Markets in 54 out of the approximately 350 metro areas nationwide have returned to or exceeded their last normal levels of economic and housing activity, according to the National Association of Home Builders/First American Leading Markets Index (LMI). The index’s nationwide score of .86 indicates that, based on current permits, prices and employment data, the nationwide market is running at 86 percent of normal economic and housing activity.
The LMI figures for November showed that 55 housing markets were operating at or above their last normal levels and the nationwide market was operating at 85 percent of normal growth.

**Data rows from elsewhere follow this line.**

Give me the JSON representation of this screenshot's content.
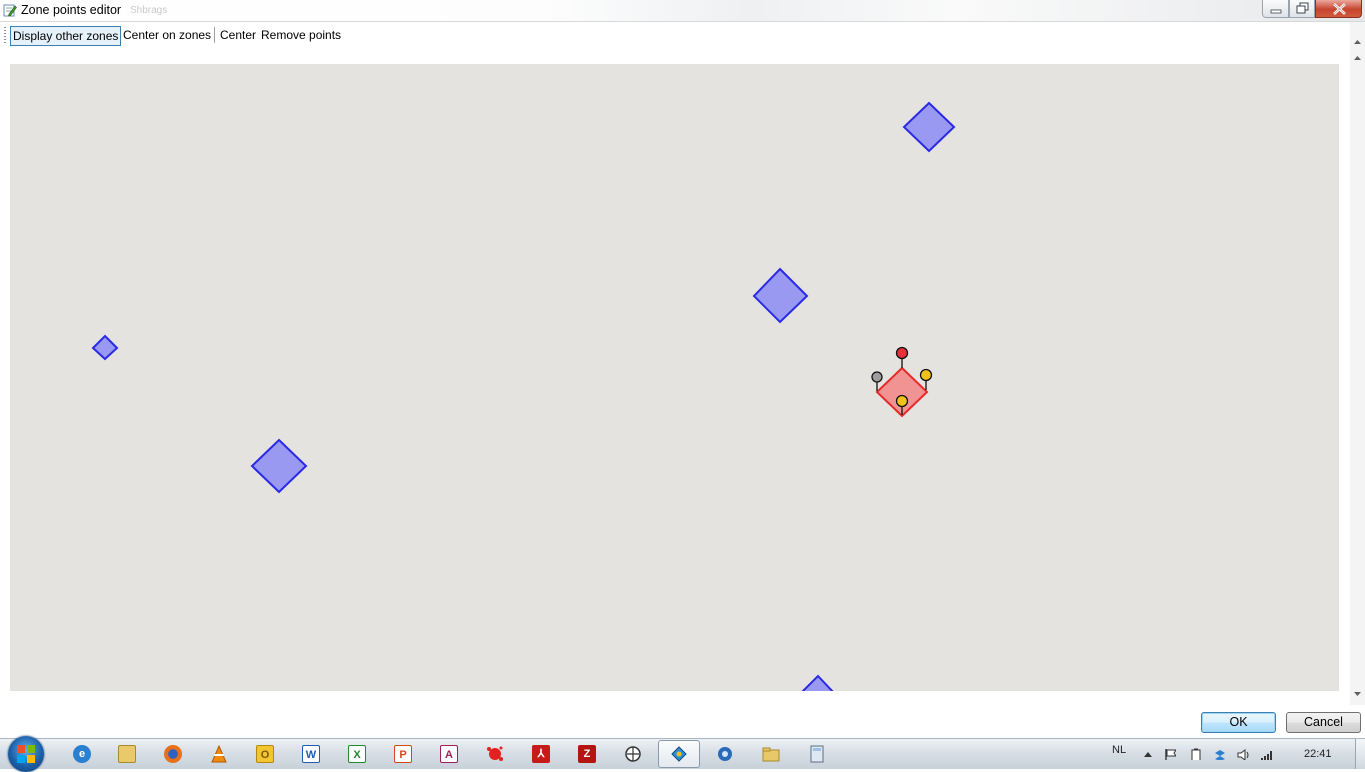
{
  "window": {
    "title": "Zone points editor",
    "title_ghost": "Shbrags"
  },
  "toolbar": {
    "display_other_zones": "Display other zones",
    "center_on_zones": "Center on zones",
    "center": "Center",
    "remove_points": "Remove points"
  },
  "map": {
    "background": "#e5e3df",
    "zone_fill": "#9999f2",
    "zone_stroke": "#2a2ae6",
    "selected_zone_fill": "#f29393",
    "selected_zone_stroke": "#e62a2a",
    "marker_colors": [
      "#e8303a",
      "#f2c21b",
      "#f2c21b",
      "#9e9e9e"
    ]
  },
  "buttons": {
    "ok": "OK",
    "cancel": "Cancel"
  },
  "taskbar": {
    "apps": [
      "internet-explorer-icon",
      "windows-explorer-icon",
      "firefox-icon",
      "vlc-icon",
      "outlook-icon",
      "word-icon",
      "excel-icon",
      "powerpoint-icon",
      "access-icon",
      "app-splash-icon",
      "acrobat-icon",
      "filezilla-icon",
      "network-icon",
      "zone-editor-icon",
      "settings-icon",
      "folder-icon",
      "calculator-icon"
    ],
    "tray": {
      "language": "NL",
      "time": "22:41"
    }
  }
}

“This index shows that most housing markets across the nation are continuing a slow, gradual climb back to normal levels,” said NAHB Chairman Rick Judson, a home builder from Charlotte, N.C. “Policymakers must guard against actions that could impede or even reverse the modest gains of the past year.”
Noting that smaller metros accounted for most of the 54 markets on the current LMI that are at or above normal levels, NAHB Chief Economist David Crowe said that “smaller markets are leading the way, particularly where energy is the primary economic driver. Nearly half of the markets in the top 54 are in the energy states of Texas, Louisiana, North Dakota, Wyoming and Montana.”
“The fact that more than 125 markets on this month’s LMI are showing activity levels of at least 90 percent of previous norms bodes well for a continuing housing recovery in 2014,” said Kurt Pfotenhauer, vice chairman of First American Title Insurance Co., which co-sponsors the LMI report.
Baton Rouge, La., tops the list of major metros on the LMI, with a score of 1.42 – or 42 percent better than its last normal market level. Other major metros at the top of the list include Honolulu, Oklahoma City, Austin, Texas, and Houston, as well as Pittsburgh – all of whose LMI scores indicate that their market activity now exceeds previous norms.
Looking at smaller metros, both Odessa and Midland, Texas, boast LMI scores of 2.0 or better, meaning that their markets are now at double their strength prior to the recession. Also at the top of the list of smaller metros are Casper, Wyo.; Bismarck, N.D.; and Grand Forks, N.D., respectively.